Saturday, March 12, 2011

A Little More Inspiration

I was lucky enough to spend a day this week with a ninety-five year old CEO. Not an occasional one, either, but a full-time, fully energized, meet-with-customers and visit-operations-in-five-states, entrepreneurial CEO who has held his title for over 55 years.
He doesn't take the elevator. He doesn't wear glasses. He works out at least five days a week, including 30 minutes stretching and 30 minutes on the elliptical machine. He looks 70, maybe.
He built a company gym in his beautiful, four-year-old facility so that others might exercise with the same consistency as he does. He built the facility because he wants to be well positioned in an area he thinks will grow over the next decade.
He won the Legion of Merit in WW II. His reaction: "I'm the luckiest guy in the world."  
I could not tell if, over his long career, he made money faster than he gave it away, or vice versa. Suffice to say he is successful and generous in equal measure.
He grew up in the Great Depression, in the Great Dustbowl, without indoor plumbing or electricity. Today he has a Blackberry and wanted a tour of my iPad, wondering how much better the iPad2 would be.
There is a sign hanging in his office, from his employees, with their goal of reaching $1billion in revenue in 2017.  This CEO will be 100 then.  There's a good chance they'll do it.  There's an even better chance that not only will he live to see it, but he'll be around to enjoy it even if they are delayed by a year or two.
He has 95 years behind him and spends all of his time thinking about what’s in front of him.
I sure was.
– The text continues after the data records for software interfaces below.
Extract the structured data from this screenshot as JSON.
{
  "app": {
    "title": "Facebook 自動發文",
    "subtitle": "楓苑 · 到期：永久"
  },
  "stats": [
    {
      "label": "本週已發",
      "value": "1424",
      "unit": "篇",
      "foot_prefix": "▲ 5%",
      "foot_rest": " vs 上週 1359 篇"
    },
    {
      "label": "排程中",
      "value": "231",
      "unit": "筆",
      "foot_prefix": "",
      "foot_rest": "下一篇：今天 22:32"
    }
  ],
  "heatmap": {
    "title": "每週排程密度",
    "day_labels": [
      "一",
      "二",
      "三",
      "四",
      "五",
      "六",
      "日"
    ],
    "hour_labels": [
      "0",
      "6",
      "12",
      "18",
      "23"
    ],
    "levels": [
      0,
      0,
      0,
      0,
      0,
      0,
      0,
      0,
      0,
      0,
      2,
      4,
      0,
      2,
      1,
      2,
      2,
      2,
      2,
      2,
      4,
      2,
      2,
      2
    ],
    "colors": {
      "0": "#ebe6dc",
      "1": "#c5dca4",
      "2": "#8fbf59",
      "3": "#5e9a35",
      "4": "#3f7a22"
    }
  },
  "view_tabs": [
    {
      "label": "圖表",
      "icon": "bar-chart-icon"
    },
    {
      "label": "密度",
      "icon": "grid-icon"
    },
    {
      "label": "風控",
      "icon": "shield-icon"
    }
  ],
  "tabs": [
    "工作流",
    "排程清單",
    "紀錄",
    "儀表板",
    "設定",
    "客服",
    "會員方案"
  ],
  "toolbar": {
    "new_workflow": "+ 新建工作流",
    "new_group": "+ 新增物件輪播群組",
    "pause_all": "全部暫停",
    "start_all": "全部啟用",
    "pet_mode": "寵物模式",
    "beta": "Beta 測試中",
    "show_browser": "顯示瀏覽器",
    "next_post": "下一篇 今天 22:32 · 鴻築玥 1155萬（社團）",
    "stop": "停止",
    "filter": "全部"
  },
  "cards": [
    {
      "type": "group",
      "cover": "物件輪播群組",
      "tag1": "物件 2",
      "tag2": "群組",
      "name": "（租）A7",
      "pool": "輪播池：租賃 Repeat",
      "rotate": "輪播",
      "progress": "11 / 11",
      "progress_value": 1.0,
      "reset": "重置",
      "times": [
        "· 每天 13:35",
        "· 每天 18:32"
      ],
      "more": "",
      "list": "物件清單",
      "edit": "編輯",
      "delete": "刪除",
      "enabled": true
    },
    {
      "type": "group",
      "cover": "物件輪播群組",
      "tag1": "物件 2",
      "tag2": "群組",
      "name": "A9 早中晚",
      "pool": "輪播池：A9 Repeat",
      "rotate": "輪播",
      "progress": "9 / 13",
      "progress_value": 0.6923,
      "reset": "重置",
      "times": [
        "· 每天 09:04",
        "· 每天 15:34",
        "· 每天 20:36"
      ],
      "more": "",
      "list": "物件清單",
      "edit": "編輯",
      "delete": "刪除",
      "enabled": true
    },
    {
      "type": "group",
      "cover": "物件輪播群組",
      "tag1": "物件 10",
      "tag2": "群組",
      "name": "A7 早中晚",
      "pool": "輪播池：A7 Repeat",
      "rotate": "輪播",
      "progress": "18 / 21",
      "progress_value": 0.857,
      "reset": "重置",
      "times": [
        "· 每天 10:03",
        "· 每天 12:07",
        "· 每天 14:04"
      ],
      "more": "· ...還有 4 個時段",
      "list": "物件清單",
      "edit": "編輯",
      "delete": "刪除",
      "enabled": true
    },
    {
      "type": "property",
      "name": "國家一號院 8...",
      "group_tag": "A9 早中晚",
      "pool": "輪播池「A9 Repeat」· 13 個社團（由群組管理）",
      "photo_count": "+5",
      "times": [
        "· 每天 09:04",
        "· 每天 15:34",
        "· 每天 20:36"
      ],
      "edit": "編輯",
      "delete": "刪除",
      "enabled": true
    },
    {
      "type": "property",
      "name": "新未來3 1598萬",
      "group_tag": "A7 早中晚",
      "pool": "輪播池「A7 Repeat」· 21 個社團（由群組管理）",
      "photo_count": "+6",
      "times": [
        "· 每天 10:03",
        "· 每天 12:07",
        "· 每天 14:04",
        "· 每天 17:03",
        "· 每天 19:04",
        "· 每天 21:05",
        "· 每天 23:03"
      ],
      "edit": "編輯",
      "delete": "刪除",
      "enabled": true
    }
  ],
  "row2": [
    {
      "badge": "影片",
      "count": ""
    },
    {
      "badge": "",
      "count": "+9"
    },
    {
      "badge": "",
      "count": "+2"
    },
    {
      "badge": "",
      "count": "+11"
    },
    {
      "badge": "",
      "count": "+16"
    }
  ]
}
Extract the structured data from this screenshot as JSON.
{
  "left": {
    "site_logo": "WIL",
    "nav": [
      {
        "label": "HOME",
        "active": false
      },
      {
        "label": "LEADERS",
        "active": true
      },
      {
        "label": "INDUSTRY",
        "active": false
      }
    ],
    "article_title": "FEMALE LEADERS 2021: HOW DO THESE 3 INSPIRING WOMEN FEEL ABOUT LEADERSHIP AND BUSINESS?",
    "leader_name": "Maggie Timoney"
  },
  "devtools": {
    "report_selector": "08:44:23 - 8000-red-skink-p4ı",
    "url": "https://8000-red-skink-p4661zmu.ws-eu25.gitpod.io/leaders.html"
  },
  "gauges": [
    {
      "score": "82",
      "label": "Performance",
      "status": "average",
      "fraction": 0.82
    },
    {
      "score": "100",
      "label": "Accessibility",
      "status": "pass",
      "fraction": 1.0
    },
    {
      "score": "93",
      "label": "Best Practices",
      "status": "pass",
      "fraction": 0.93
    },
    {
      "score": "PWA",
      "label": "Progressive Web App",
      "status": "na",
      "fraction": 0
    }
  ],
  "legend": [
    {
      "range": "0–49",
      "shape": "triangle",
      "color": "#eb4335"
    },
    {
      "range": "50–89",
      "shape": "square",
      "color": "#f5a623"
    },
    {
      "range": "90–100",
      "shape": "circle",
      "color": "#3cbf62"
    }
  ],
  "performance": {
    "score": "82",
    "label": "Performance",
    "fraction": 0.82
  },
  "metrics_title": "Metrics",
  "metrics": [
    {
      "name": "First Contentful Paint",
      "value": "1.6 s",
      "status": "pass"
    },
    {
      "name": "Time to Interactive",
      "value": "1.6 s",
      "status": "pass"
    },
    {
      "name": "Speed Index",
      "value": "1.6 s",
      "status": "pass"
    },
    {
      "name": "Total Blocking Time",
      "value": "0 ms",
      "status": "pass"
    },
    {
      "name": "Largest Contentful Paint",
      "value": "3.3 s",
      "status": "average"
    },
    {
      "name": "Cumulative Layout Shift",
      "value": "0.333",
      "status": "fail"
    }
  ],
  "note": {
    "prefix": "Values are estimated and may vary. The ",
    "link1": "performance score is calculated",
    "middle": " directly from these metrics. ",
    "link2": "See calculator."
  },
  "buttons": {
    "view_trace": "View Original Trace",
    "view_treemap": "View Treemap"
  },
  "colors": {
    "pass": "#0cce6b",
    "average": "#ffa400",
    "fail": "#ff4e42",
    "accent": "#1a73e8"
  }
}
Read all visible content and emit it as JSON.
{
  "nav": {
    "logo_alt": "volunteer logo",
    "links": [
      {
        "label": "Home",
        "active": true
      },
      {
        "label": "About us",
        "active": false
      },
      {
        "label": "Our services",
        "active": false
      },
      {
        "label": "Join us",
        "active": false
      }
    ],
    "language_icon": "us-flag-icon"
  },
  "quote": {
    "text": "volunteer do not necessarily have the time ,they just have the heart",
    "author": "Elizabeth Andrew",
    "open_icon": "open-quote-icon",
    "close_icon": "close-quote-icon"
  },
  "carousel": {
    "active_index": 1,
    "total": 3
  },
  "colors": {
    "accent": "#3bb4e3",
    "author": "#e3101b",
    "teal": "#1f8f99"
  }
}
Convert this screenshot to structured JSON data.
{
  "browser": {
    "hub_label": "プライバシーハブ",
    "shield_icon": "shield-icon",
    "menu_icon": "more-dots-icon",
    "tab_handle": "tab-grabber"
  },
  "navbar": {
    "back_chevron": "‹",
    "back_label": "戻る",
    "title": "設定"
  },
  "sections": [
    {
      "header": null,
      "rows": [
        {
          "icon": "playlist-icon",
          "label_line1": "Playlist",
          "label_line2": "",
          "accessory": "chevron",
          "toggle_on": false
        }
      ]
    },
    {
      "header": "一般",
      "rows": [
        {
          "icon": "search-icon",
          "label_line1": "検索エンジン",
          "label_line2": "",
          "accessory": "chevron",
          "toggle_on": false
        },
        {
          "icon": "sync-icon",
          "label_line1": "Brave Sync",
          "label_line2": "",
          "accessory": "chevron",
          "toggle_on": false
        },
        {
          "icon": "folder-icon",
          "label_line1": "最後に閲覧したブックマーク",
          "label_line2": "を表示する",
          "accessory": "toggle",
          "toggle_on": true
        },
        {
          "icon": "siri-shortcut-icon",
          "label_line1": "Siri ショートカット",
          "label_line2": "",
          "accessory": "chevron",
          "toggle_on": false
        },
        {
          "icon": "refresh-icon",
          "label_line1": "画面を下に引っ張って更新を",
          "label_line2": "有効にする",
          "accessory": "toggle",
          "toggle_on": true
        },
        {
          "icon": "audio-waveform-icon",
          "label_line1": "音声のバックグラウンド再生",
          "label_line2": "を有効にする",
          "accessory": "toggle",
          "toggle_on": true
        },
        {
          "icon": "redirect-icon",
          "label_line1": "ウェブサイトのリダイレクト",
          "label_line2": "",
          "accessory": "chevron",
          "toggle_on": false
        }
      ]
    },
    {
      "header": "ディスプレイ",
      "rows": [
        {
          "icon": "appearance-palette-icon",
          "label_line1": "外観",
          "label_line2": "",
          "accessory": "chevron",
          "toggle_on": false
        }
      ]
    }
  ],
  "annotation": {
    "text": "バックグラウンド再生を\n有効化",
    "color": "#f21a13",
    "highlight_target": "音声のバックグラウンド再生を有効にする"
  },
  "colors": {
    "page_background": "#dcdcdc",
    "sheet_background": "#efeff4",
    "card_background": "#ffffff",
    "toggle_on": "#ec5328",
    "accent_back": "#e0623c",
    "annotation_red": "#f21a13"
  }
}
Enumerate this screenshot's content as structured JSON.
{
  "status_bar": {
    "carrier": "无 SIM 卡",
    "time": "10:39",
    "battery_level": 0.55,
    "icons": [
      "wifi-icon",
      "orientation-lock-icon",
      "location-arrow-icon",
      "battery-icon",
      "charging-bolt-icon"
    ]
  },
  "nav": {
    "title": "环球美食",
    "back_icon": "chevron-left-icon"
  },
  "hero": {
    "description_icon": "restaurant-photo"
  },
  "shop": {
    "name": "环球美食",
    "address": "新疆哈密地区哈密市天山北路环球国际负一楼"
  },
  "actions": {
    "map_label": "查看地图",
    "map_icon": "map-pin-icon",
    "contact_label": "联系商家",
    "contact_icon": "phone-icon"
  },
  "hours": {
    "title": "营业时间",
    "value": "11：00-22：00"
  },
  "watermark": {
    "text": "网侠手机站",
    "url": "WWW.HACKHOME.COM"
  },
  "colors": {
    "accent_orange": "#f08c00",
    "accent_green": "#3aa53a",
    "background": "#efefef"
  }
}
Wednesday, March 2, 2011

A Modern Rip Van Winkle

I'm always fascinated by how people--business and otherwise--perceive the passage of time.
We are convinced, and tell ourselves often, that life is moving faster now than ever before.  
I’ve written several times about this issue, in Shift Happensand again in Are We All Just Being Cry Babies?
Me,  I’ve settled at a kind of mixed conclusion: On an absolute basis it isn't hard to argue that life is faster than ever. (See here for a recent & quick digression on the subject.)  But we also reside in a huge, robust ecosystem of information and analytics and forecasting that, on a relative basis, leads to a kind of cultural anticipation that may make our world, if anything, appear slower than that of our grandparents.
You might recall we’ve examined this question of pace with Rip Van Winkle, Lafayette, Daniel Webster, Henry Adams, Alvin Toffler and even an essay from Time magazine in 1973 on the perceptions of returning Vietnam War veterans.  It’s good remembering that Rip Van Winkle is, itself, adapted from a much older German fairytale.  Historian Joyce Appleby’s conclusion, after closely studying the American generation born around 1780, is worth restating: